The fireworks provided by the Japanese association were a marvel that Orange Countians looked forward to at special events. The Santa Ana Register provided a description of the novelty, noting “the prettiest of all was a long string of the flags of all nations that presented a beautiful sight as they fluttered down to earth.” (Santa Ana Register, October 7, 1910)

The day’s events would start with the “customary Independence Day oration” by Los Angeles attorney W. H. Anderson. The Santa Ana Register advised his speech “will occupy only about 20 minutes” before the livelier activities began and encouraged everyone to arrive on time.
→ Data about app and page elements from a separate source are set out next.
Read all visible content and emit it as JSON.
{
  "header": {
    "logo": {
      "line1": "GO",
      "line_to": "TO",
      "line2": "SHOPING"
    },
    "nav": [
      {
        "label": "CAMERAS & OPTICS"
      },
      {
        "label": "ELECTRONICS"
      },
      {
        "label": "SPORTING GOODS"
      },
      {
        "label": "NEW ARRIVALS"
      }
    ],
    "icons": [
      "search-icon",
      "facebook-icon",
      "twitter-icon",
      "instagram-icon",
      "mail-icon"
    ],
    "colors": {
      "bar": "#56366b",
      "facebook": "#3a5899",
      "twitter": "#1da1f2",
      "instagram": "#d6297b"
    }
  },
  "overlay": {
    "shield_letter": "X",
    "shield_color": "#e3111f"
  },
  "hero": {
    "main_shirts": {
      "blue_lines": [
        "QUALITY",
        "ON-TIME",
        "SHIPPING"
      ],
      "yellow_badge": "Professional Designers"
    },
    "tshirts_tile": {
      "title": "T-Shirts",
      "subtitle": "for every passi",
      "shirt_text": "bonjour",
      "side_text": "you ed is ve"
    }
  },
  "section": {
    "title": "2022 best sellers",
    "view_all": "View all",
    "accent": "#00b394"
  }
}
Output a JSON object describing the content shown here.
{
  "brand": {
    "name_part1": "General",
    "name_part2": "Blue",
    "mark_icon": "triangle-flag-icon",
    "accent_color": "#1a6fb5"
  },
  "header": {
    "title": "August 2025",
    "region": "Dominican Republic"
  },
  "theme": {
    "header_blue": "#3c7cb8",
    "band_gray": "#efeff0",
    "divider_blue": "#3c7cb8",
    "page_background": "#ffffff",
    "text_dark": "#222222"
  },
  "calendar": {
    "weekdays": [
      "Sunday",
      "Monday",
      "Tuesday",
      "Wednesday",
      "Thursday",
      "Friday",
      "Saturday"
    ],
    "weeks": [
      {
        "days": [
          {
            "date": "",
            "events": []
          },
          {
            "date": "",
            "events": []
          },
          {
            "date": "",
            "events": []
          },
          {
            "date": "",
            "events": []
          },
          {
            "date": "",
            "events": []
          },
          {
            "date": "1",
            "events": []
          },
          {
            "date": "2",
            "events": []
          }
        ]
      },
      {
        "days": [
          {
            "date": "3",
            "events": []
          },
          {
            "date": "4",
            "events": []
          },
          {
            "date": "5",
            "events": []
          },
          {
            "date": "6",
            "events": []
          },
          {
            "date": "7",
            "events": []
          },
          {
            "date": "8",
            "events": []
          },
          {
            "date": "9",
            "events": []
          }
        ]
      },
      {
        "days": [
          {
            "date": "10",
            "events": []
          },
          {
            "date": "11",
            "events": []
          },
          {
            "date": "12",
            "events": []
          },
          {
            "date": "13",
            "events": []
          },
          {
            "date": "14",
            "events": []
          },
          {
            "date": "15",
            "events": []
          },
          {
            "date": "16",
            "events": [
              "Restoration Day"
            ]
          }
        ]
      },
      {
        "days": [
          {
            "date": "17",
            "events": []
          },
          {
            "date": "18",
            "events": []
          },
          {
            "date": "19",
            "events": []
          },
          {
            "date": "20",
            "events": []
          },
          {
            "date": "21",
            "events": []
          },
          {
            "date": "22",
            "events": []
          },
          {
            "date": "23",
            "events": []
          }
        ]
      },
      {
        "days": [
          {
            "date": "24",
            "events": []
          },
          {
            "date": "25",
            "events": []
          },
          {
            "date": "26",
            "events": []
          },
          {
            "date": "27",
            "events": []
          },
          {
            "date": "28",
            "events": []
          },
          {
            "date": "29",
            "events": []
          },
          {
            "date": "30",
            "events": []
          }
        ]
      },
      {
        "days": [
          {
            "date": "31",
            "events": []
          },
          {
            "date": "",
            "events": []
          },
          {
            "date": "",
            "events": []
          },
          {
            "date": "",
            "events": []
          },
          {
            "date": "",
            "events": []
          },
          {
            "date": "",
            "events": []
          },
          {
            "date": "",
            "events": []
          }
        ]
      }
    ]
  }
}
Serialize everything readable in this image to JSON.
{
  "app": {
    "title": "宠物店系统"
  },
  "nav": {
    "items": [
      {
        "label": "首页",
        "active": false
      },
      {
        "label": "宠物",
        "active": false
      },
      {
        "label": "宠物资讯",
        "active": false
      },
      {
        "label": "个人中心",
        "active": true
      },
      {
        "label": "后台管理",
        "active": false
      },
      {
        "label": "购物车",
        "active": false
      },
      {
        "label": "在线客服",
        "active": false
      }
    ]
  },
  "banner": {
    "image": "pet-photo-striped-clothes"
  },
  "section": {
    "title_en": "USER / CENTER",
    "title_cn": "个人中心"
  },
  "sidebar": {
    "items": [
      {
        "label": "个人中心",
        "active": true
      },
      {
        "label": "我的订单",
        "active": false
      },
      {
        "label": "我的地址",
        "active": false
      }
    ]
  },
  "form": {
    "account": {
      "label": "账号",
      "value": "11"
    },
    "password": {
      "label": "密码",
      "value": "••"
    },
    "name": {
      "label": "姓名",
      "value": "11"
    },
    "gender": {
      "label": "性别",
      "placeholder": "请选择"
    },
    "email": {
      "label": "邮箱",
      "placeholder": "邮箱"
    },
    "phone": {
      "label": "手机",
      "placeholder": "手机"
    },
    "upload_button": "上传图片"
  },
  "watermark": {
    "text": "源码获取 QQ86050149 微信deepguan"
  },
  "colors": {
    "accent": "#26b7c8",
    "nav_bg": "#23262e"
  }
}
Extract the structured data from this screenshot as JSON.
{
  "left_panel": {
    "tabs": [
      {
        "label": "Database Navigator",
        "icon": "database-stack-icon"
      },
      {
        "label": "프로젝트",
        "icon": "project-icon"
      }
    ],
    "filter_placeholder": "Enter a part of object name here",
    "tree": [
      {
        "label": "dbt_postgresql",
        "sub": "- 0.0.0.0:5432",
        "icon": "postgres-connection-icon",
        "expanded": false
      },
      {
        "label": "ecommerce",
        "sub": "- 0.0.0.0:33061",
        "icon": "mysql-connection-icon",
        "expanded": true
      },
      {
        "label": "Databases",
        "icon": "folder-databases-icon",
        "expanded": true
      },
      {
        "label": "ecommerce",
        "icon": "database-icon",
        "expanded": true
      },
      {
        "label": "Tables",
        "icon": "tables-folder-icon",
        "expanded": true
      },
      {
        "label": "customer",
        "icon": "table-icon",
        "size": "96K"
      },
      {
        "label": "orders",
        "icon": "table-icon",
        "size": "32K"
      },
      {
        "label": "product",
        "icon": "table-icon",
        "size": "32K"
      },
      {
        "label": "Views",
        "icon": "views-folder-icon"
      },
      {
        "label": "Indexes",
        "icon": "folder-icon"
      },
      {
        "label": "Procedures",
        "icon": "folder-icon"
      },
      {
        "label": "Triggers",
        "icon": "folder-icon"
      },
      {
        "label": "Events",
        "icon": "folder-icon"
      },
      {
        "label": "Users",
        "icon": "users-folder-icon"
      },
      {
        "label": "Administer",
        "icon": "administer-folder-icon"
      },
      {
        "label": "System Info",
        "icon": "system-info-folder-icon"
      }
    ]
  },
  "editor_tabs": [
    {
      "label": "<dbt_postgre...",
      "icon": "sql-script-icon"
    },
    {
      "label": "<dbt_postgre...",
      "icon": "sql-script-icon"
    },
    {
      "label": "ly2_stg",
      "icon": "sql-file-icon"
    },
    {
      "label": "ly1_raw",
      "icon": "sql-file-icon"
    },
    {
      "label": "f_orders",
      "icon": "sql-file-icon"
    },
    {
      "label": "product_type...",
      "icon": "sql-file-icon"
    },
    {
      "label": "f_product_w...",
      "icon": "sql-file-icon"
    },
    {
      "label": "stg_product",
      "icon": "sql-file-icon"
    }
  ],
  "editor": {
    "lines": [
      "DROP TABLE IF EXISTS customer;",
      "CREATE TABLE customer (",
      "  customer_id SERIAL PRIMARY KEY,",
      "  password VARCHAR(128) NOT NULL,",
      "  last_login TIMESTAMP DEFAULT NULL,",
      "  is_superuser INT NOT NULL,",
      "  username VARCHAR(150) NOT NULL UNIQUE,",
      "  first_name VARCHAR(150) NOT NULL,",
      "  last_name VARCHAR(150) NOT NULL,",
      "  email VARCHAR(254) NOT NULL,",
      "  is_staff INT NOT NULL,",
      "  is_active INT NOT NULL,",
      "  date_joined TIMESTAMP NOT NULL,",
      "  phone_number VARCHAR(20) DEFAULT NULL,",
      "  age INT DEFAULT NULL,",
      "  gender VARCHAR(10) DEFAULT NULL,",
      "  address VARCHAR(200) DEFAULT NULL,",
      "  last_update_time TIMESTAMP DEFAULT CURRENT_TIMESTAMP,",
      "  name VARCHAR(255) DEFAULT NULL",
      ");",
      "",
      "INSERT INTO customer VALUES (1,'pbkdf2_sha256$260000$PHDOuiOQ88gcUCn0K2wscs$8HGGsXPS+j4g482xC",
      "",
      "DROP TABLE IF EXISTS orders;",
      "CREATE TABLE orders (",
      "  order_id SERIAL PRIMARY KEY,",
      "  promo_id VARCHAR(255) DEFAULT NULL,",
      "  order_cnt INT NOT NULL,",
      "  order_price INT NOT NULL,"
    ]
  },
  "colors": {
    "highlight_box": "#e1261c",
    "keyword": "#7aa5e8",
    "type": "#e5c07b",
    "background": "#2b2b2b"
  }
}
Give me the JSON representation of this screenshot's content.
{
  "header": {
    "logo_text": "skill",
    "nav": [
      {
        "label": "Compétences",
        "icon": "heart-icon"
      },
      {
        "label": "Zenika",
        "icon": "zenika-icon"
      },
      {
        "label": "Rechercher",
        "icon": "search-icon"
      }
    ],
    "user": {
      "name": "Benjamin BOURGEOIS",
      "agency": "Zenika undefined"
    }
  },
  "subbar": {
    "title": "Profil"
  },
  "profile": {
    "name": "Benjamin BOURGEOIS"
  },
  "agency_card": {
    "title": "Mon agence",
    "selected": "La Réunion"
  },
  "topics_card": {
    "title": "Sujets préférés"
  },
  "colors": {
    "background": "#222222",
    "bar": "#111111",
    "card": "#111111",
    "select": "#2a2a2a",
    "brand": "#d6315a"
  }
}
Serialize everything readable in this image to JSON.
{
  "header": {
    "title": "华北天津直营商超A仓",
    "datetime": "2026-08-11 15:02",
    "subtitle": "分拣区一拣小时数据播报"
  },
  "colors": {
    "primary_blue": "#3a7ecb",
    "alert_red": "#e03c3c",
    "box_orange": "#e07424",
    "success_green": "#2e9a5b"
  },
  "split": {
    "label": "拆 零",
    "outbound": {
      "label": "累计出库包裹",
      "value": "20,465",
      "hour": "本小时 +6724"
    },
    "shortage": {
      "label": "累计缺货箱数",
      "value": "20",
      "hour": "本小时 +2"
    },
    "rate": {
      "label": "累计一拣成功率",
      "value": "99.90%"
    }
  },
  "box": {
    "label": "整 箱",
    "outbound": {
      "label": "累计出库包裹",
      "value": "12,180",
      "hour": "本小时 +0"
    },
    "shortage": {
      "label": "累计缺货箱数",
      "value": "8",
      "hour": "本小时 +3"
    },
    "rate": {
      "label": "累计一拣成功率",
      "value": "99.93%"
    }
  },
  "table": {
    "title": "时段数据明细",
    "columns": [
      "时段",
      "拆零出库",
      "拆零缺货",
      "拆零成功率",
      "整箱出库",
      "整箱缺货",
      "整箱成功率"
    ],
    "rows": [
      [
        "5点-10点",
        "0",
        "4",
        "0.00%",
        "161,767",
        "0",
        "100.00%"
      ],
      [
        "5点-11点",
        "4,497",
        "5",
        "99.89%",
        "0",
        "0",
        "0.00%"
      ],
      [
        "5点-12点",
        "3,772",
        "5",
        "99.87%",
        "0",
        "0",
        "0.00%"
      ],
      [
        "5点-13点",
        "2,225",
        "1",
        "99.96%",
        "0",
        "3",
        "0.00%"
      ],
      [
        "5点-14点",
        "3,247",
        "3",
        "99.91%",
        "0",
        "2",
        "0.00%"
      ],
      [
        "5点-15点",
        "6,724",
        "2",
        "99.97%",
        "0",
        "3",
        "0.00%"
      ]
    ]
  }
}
Crowds gathered for horse races along the beach from 10:30 am to 12:30 pm, foot race competitions at the baseball grounds for girls and boys, and a “free-for-all dash around the bases at baseball ground” followed by daylight fireworks at 1 pm (which continued through evening). In the middle of the afternoon on July 4, 1910, the City of Orange baseball team took on the home team at the baseball field in the downtown. But, before the baseball game the committee planned a greased pig race for which “an especially swift porker has been secured for the occasion and the supply of grease is large.”

A front page feature in the Santa Ana Register advised those of a “sportive or recreative nature” to head to either Huntington Beach or Newport Beach to be patriotic, economical and sensible. The Register also advised there would be no newspaper on Monday, July 4, because “all editors and printers and reporters and bookkeepers and so forth want to celebrate. And other people too—they want to celebrate. But how can they really and truly celebrate if the daily paper ‘butts in’ on them about 5 o’clock—the best part of the day...So we’ll all take a day off.” (Santa Ana Register, July 2, 1910)

As night fell and fireworks lit up the sky, the Huntington Beach concert band—which had played throughout the day—provided live music for a dance near the beach.  Music  of the day might have included “Let me Call You Sweetheart,” “Come Josephine in My Flying Machine,” and the still-popular “Chicken Reel.” This also was the year that “America the Beautiful”—an 1895 poem originally titled “Pike’s Peak” and written by Katharine Lee Bates—was first published with the music by which we know it today.

The Santa Ana Register reported on July 5, 1910, that “horse racing and day fireworks at Huntington Beach drew a large crowd. Huntington was the most bravely decorated in flags and bunting of any of the beach places, and many jolly picnic parties were in evidence.”

A postcard image, circa 1910, of the saltwater plunge near the Huntington Beach pier. Note the Pacific Electric Railway “red car” and station at left. The plunge rented bathing suits, advertised “safe surf bathing” and a bath house with hot saltwater tub baths. There was a slide into the plunge, which was divided into shallow and deep swimming areas. A bleacher area inside the plunge and an open walkway above meant swimmers were part of the tourist attraction in 1910, just as visitors watch surfers from the pier today.
 

Note:

1. Hansen, Debra Gold; Ryan, Mary P.; “Public Ceremony in a Private Culture: Orange County Celebrates the Fourth of July,” University of California Press, 1991.

 

*This article was originally published on Historic Wintersburg blog on July 2, 2018.

 

© 2018 Mary Urashima

fireworks fourth of july huntington beach Japanese Association Wintersburg